■ Provided records ■
== Segment start ==

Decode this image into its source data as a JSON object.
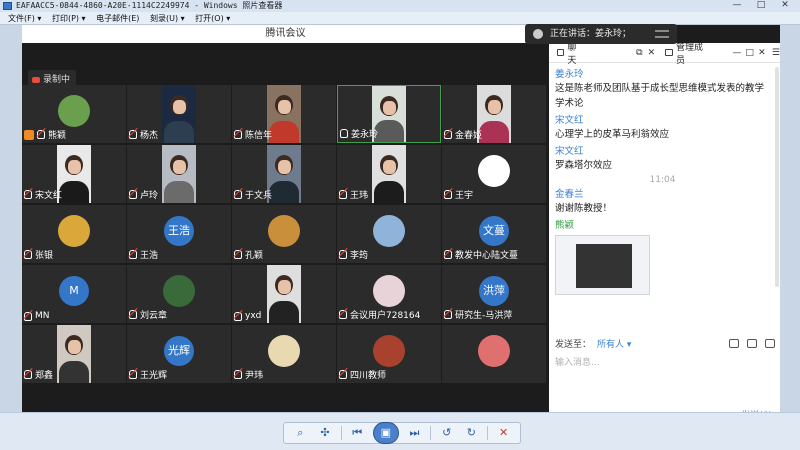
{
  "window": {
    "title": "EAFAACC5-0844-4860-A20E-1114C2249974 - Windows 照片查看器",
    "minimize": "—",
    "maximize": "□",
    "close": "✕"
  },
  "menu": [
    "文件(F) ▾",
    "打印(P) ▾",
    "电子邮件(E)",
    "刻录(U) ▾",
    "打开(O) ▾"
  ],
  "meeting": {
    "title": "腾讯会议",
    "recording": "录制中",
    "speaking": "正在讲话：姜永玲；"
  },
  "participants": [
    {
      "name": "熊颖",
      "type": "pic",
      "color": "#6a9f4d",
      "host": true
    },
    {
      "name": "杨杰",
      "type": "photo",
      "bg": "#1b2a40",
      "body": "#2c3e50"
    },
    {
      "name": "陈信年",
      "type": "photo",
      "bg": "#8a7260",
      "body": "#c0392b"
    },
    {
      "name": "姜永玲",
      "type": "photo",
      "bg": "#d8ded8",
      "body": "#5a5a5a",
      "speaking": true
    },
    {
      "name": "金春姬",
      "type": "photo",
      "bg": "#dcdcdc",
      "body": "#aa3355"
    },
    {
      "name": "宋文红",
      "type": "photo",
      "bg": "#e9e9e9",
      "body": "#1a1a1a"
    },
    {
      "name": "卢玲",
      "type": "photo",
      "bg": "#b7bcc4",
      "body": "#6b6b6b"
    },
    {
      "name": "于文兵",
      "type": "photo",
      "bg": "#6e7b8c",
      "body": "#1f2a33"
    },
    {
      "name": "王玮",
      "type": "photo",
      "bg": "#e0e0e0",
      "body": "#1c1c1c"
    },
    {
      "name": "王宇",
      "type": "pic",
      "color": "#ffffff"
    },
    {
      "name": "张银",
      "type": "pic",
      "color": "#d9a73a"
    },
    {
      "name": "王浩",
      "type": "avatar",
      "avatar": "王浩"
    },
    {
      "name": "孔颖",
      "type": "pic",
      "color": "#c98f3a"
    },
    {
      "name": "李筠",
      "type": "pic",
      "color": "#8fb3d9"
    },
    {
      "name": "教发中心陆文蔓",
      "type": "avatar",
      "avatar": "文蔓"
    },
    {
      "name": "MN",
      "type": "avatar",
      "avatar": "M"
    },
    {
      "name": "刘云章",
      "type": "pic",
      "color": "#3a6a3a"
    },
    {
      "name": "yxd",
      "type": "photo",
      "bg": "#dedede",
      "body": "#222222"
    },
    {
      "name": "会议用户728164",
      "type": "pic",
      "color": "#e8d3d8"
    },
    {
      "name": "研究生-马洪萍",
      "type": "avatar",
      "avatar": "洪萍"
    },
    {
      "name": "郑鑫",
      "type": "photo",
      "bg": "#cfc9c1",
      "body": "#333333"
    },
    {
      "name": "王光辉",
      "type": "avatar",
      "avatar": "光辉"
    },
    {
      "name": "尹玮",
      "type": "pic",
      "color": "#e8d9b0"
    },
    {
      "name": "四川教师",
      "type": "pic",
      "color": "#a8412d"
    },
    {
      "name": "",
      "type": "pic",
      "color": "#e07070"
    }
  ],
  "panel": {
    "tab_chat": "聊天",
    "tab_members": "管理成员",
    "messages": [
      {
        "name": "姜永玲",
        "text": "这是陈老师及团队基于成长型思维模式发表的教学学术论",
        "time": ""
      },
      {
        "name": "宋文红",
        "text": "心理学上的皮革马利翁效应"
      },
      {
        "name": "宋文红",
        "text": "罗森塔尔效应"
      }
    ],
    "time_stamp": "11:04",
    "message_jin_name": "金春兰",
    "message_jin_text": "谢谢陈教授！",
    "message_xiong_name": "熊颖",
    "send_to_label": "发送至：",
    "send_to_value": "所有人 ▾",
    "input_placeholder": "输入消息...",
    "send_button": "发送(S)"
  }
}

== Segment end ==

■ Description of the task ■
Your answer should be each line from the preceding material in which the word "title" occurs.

■ Output for this exercise ■
    "title": "EAFAACC5-0844-4860-A20E-1114C2249974 - Windows 照片查看器",
    "title": "腾讯会议",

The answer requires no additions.